* [EXERCISE BRIEF]: Copy every line of the records below that holds the word "chart".

──────── DATA ────────

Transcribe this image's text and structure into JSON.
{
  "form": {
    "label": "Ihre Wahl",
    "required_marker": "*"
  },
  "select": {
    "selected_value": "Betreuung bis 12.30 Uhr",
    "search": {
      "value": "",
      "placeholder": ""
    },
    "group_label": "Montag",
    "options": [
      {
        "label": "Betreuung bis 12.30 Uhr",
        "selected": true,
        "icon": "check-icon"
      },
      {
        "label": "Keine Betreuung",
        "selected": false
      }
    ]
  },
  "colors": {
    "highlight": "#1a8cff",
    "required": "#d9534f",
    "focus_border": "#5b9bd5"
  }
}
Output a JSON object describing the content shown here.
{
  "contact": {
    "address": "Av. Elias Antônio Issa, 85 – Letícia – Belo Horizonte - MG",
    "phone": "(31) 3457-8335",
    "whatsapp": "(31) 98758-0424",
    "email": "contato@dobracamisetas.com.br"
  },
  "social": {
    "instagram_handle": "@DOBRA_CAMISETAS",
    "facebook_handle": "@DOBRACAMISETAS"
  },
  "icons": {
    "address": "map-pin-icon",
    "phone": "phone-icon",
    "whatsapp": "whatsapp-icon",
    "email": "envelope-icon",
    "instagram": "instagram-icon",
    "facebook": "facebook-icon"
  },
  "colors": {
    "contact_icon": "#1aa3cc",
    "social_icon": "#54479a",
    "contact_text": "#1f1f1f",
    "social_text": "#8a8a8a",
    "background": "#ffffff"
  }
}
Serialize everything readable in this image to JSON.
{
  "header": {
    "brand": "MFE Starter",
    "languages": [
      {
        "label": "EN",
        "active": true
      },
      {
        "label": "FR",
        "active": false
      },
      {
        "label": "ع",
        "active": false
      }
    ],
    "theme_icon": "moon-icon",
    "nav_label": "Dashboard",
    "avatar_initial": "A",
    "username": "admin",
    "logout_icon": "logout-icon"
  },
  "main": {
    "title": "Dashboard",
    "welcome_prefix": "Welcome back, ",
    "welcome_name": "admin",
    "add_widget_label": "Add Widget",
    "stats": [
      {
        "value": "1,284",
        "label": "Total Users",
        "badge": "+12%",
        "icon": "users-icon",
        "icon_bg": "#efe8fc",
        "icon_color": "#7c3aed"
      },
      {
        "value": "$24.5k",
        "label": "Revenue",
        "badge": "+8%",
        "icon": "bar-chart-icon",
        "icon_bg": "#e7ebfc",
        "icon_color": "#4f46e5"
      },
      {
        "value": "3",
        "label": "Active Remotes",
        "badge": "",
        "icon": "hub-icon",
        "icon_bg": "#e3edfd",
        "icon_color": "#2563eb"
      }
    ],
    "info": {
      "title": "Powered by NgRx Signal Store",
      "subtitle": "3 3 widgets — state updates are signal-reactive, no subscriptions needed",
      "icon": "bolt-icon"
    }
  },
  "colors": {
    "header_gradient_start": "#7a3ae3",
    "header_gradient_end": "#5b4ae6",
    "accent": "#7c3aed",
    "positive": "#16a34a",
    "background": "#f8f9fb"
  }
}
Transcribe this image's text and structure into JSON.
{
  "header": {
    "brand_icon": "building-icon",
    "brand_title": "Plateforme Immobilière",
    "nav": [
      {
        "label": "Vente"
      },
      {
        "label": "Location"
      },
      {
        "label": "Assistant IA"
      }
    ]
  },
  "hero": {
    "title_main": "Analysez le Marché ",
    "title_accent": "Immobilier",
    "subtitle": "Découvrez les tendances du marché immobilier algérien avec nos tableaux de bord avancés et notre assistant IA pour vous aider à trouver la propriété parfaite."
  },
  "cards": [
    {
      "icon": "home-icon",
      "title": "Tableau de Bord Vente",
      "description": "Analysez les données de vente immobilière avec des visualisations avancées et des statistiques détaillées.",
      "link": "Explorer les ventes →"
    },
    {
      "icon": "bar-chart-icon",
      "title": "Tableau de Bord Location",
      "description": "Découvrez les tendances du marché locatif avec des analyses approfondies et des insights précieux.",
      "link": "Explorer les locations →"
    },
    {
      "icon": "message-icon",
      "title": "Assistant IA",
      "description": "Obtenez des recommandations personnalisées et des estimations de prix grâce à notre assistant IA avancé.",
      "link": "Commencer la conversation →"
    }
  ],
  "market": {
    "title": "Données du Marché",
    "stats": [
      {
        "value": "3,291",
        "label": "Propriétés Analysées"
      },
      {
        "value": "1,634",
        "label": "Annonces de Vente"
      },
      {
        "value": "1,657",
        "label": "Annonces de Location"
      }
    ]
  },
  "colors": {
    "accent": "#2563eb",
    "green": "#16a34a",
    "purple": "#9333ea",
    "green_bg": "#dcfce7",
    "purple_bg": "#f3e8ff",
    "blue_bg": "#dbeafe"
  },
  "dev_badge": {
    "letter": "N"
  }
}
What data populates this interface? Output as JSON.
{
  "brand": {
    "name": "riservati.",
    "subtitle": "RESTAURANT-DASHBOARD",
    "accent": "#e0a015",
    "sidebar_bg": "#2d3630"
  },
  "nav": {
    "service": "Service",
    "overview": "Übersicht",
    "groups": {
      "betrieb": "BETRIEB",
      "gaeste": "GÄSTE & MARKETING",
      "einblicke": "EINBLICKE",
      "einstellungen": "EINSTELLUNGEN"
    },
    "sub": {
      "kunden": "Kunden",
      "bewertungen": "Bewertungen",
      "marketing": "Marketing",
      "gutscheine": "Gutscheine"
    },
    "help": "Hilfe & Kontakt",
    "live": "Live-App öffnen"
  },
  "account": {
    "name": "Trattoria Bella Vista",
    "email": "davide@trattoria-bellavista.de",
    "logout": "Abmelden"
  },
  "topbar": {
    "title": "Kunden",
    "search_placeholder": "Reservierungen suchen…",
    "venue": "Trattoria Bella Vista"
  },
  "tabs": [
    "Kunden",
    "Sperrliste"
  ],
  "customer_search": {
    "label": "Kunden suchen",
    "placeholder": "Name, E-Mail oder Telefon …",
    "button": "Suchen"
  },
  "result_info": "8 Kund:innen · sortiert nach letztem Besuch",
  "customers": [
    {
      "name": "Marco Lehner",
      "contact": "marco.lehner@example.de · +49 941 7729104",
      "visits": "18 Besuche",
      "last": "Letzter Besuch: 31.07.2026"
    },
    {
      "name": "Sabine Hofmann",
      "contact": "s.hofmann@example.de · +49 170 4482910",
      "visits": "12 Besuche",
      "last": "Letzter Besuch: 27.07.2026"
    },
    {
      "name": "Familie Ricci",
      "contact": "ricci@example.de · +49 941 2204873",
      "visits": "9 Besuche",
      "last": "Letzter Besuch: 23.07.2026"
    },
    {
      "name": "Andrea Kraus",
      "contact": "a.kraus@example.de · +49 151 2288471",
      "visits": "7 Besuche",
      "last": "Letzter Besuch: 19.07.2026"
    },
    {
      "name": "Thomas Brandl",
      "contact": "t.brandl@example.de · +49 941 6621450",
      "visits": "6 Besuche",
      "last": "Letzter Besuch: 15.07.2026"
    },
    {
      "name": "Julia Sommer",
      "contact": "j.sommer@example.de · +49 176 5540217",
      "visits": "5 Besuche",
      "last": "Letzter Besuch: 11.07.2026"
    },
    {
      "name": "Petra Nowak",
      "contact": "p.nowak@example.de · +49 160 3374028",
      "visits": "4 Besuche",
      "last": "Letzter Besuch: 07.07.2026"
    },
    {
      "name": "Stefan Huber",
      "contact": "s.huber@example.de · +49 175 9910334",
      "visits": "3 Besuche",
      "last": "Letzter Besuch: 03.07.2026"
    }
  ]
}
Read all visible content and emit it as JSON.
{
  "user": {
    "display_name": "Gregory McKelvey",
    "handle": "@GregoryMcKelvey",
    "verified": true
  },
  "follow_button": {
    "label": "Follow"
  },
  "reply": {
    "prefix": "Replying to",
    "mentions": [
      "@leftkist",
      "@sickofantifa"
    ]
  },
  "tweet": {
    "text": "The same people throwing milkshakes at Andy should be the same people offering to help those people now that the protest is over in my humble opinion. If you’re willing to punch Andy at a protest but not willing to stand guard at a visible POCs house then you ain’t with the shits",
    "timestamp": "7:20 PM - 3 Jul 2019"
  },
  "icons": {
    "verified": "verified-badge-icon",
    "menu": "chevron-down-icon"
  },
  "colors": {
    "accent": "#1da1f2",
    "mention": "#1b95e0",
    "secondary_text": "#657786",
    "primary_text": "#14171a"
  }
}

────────

* [OUTPUT OF THE EXERCISE]:
        "icon": "bar-chart-icon",
      "icon": "bar-chart-icon",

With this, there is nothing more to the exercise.